**WORK REQUIRED:** Match on the string "title" in the entries below and return every matching line.

----

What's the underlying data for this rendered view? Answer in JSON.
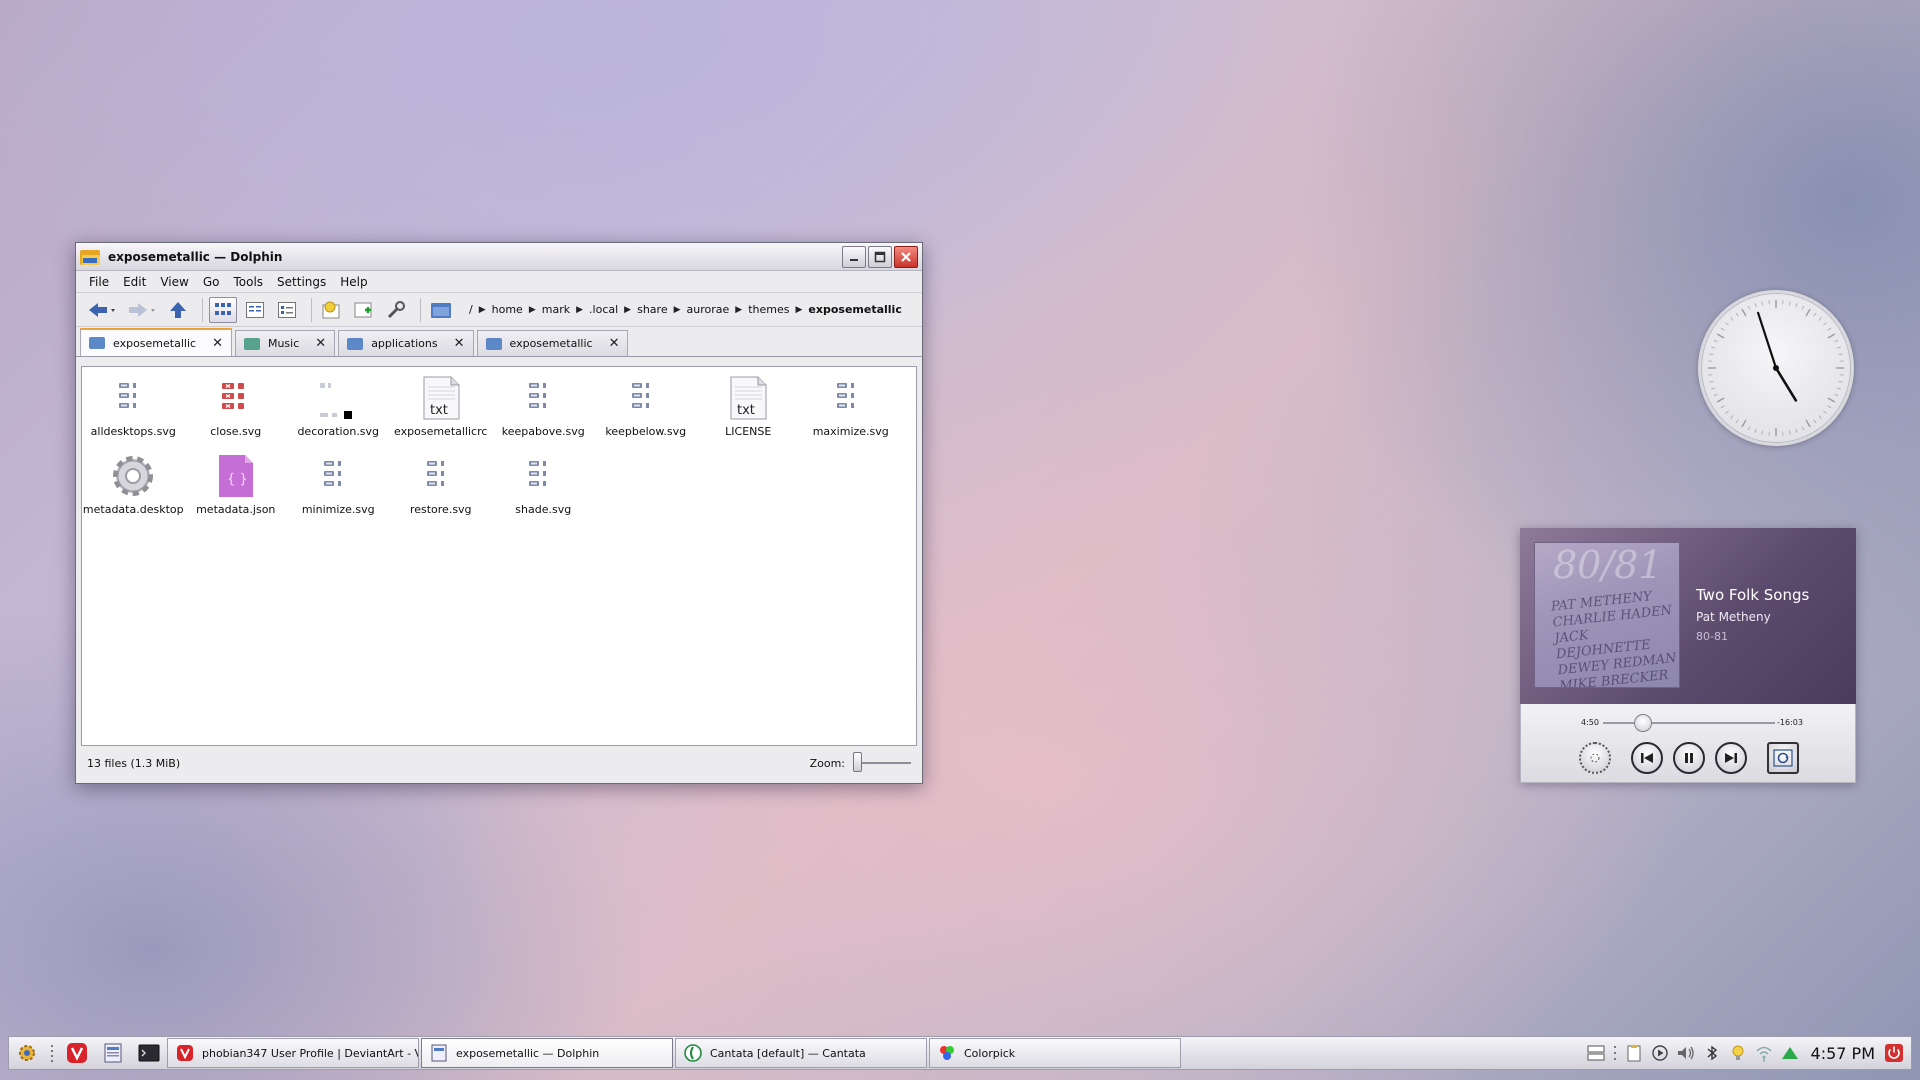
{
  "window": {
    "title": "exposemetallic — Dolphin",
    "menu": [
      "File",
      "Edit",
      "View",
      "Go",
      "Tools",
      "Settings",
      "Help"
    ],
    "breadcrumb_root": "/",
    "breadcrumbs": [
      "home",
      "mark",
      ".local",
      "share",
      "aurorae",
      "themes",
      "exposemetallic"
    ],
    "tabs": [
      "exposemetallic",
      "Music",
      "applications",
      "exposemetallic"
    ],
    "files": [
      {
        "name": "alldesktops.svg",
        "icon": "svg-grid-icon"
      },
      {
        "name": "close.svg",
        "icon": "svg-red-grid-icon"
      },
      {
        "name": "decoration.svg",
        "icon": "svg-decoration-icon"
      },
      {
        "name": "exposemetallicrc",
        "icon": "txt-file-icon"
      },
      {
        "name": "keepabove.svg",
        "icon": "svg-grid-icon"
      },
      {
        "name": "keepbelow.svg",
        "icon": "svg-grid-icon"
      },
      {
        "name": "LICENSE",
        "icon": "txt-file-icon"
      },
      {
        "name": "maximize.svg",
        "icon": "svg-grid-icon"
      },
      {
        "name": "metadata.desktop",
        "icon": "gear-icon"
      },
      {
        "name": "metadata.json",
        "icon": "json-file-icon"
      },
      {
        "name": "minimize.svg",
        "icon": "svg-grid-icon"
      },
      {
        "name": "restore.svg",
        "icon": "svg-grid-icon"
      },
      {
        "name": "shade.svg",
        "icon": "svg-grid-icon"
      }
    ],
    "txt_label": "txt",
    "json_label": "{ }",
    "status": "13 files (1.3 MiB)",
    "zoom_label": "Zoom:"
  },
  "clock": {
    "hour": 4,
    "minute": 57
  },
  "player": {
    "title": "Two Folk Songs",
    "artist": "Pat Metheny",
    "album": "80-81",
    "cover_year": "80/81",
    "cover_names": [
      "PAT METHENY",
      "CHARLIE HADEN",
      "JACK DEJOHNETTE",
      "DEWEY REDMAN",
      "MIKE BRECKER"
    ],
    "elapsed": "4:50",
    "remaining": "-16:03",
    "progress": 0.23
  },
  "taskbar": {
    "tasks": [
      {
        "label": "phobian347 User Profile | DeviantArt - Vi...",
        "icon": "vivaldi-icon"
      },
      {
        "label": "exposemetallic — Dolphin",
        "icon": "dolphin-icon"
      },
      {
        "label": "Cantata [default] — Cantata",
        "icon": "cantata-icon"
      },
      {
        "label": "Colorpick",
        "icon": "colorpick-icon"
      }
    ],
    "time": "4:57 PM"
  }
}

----

**THE COMPLETED TASK:**
    "title": "exposemetallic — Dolphin",
    "title": "Two Folk Songs",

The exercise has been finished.